Below is an excerpt from a white paper recently released by 'Workforce Solutions' on the demands of healthcare workforce in the Gulf Coast Region, today. Download the Full Paper Here.
EXCERPT: A Change in the Delivery of Services
Times are changing and no longer are the days where the majority of surgeries and many medical and diagnostic procedures require a visit to the hospital. Chart 2 shows the percentage of health care jobs by subsector in 1990 and 2014. The share of health care employment in Hospitals has fallen from 51.0% in 1990 to 38.4% in 2014 while the share of Ambulatory Health Care Services increased from 36.7% to 49.8%.
While all three subsectors of the health care industry continue to grow, Ambulatory Health Care Services has replaced Hospitals as the number one job producer in the region, see Chart 3.
This data comes from Workforce Solutions, an affiliate of the Gulf Coast Workforce Board, which manages a regional workforce system that helps employers solve their workforce problems and residents build careers so both can compete in the global economy. The workforce system serves the City of Houston and the surrounding 13 Texas Gulf Coast counties including: Austin, Brazoria, Chambers, Colorado, Fort Bend, Galveston, Harris Liberty, Matagorda, Montgomery, Walker, Waller, and Wharton. Visit their website here.

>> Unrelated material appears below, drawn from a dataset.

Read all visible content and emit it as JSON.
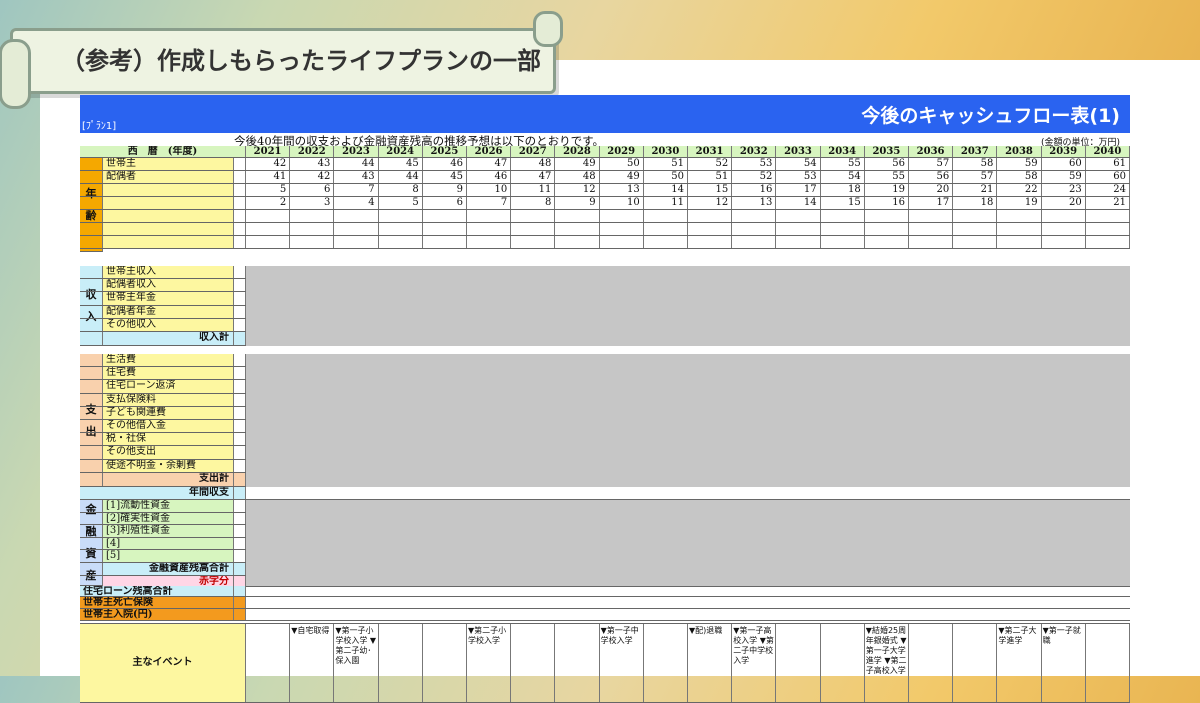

The ability to think clearly and solve problems is a vital skill for healthcare employees, regardless of position or title. The decisions that frontline employees make can have an immediate impact on the efficiency of the unit, the quality of care received by patients and their families, and the reputation of the healthcare organization... and that's nothing to sneeze at.
Employees with strong critical thinking skills are well-informed and more flexible in their approach to daily work. They understand how to gather relevant information and when to change direction, which is essential in an on-your-toes healthcare setting. Strong thinkers and problem solvers also know how to identify issues and proactively implement solutions to avoid costly mistakes.
When HCAHPS surveys show opportunities for improvement, leaders turn to several places for insight before taking action. By looking at specific questions and targeting the roles responsible for them, improvement teams can target role-specific employee engagement survey results. When conferring with floor and team managers, individual performance reviews may produce some candidates for learning and skill development.
In any case, healthcare employers never fail to draft improvement plans - these usually include learning seminars which address topics such as:
▪ Understanding the steps in the problem solving process
▪ Determining the root causes of problems
▪ Using critical thinking skills to improve decision making
▪ Practicing the key skills of analyzing, evaluating and reasoning